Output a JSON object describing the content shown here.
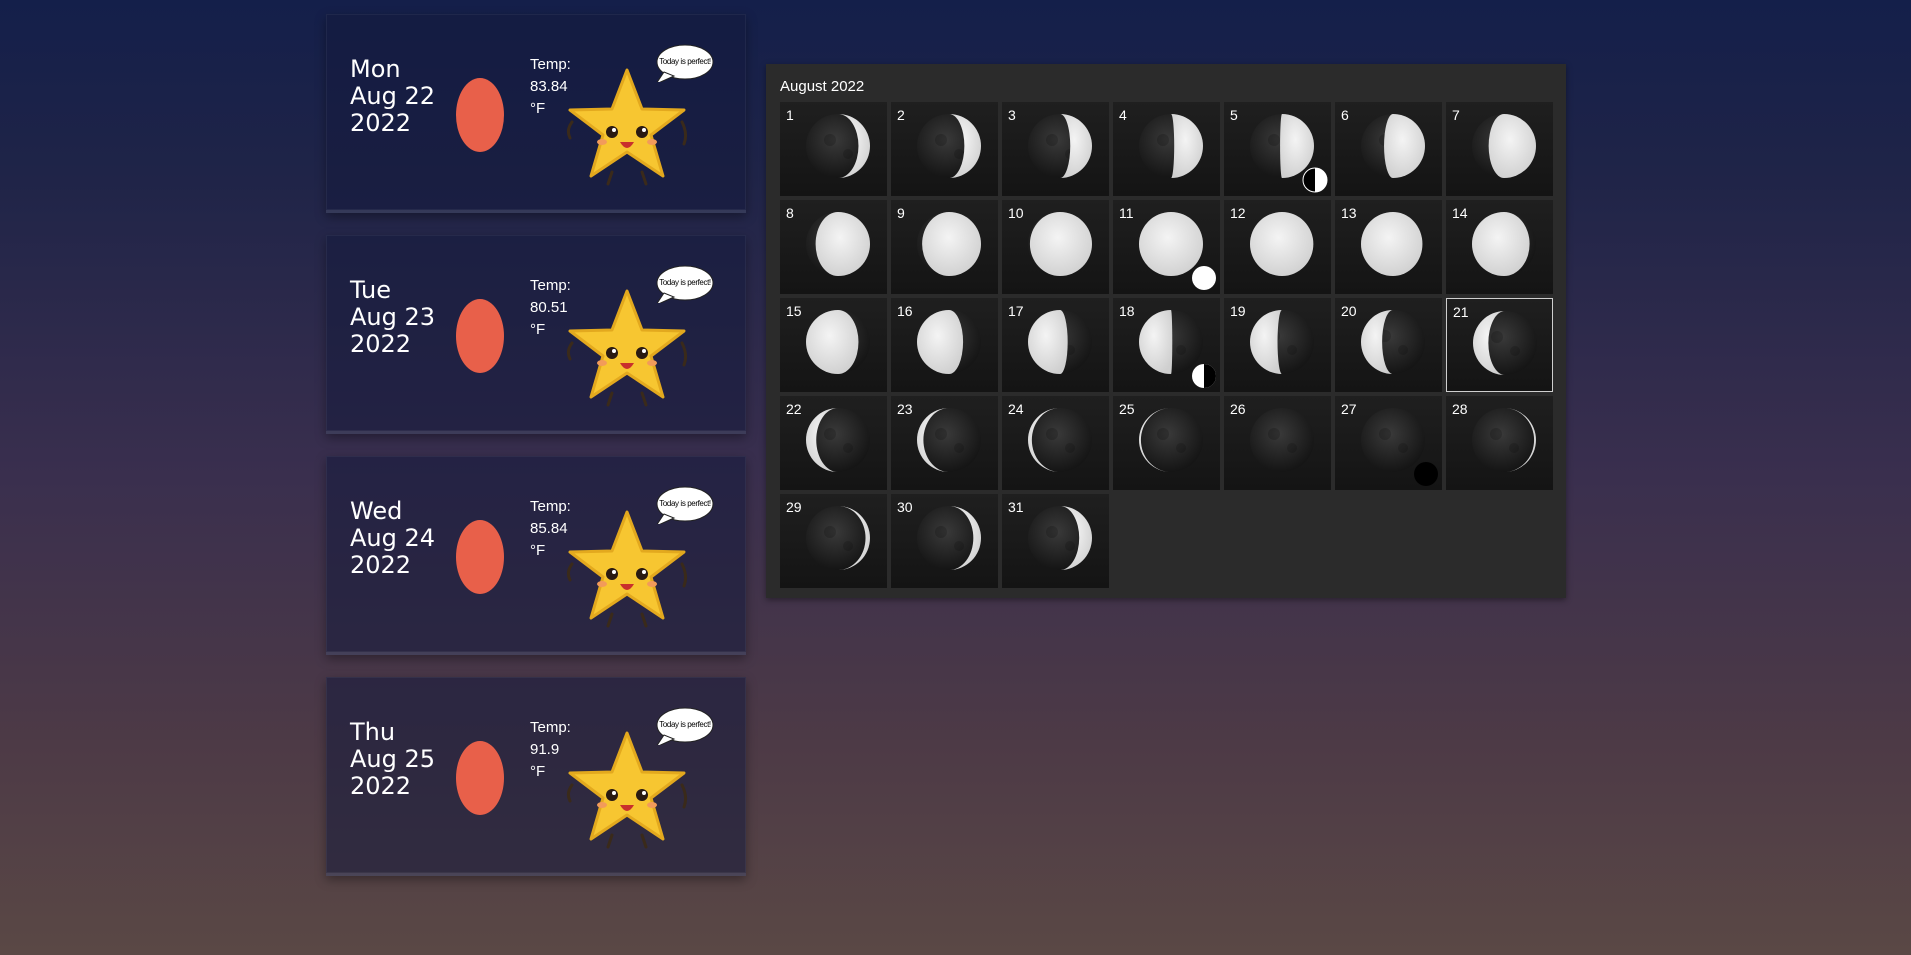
{
  "forecast": [
    {
      "day": "Mon",
      "date": "Aug 22",
      "year": "2022",
      "temp_label": "Temp:",
      "temp_value": "83.84",
      "temp_unit": "°F",
      "speech": "Today is perfect!"
    },
    {
      "day": "Tue",
      "date": "Aug 23",
      "year": "2022",
      "temp_label": "Temp:",
      "temp_value": "80.51",
      "temp_unit": "°F",
      "speech": "Today is perfect!"
    },
    {
      "day": "Wed",
      "date": "Aug 24",
      "year": "2022",
      "temp_label": "Temp:",
      "temp_value": "85.84",
      "temp_unit": "°F",
      "speech": "Today is perfect!"
    },
    {
      "day": "Thu",
      "date": "Aug 25",
      "year": "2022",
      "temp_label": "Temp:",
      "temp_value": "91.9",
      "temp_unit": "°F",
      "speech": "Today is perfect!"
    }
  ],
  "colors": {
    "sun": "#e8604a",
    "star": "#f7c631",
    "panel": "#2b2b2b"
  },
  "calendar": {
    "title": "August 2022",
    "today": "21",
    "days": [
      {
        "n": "1",
        "illum": 0.18,
        "waxing": true
      },
      {
        "n": "2",
        "illum": 0.26,
        "waxing": true
      },
      {
        "n": "3",
        "illum": 0.34,
        "waxing": true
      },
      {
        "n": "4",
        "illum": 0.45,
        "waxing": true
      },
      {
        "n": "5",
        "illum": 0.53,
        "waxing": true,
        "marker": "first-quarter"
      },
      {
        "n": "6",
        "illum": 0.64,
        "waxing": true
      },
      {
        "n": "7",
        "illum": 0.74,
        "waxing": true
      },
      {
        "n": "8",
        "illum": 0.85,
        "waxing": true
      },
      {
        "n": "9",
        "illum": 0.92,
        "waxing": true
      },
      {
        "n": "10",
        "illum": 0.97,
        "waxing": true
      },
      {
        "n": "11",
        "illum": 1.0,
        "waxing": true,
        "marker": "full"
      },
      {
        "n": "12",
        "illum": 0.99,
        "waxing": false
      },
      {
        "n": "13",
        "illum": 0.96,
        "waxing": false
      },
      {
        "n": "14",
        "illum": 0.9,
        "waxing": false
      },
      {
        "n": "15",
        "illum": 0.82,
        "waxing": false
      },
      {
        "n": "16",
        "illum": 0.72,
        "waxing": false
      },
      {
        "n": "17",
        "illum": 0.62,
        "waxing": false
      },
      {
        "n": "18",
        "illum": 0.52,
        "waxing": false,
        "marker": "last-quarter"
      },
      {
        "n": "19",
        "illum": 0.43,
        "waxing": false
      },
      {
        "n": "20",
        "illum": 0.33,
        "waxing": false
      },
      {
        "n": "21",
        "illum": 0.24,
        "waxing": false
      },
      {
        "n": "22",
        "illum": 0.16,
        "waxing": false
      },
      {
        "n": "23",
        "illum": 0.1,
        "waxing": false
      },
      {
        "n": "24",
        "illum": 0.06,
        "waxing": false
      },
      {
        "n": "25",
        "illum": 0.03,
        "waxing": false
      },
      {
        "n": "26",
        "illum": 0.0,
        "waxing": false
      },
      {
        "n": "27",
        "illum": 0.0,
        "waxing": false,
        "marker": "new"
      },
      {
        "n": "28",
        "illum": 0.03,
        "waxing": true
      },
      {
        "n": "29",
        "illum": 0.07,
        "waxing": true
      },
      {
        "n": "30",
        "illum": 0.12,
        "waxing": true
      },
      {
        "n": "31",
        "illum": 0.2,
        "waxing": true
      }
    ]
  }
}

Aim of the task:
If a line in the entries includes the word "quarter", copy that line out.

Written solution:
        "marker": "first-quarter"
        "marker": "last-quarter"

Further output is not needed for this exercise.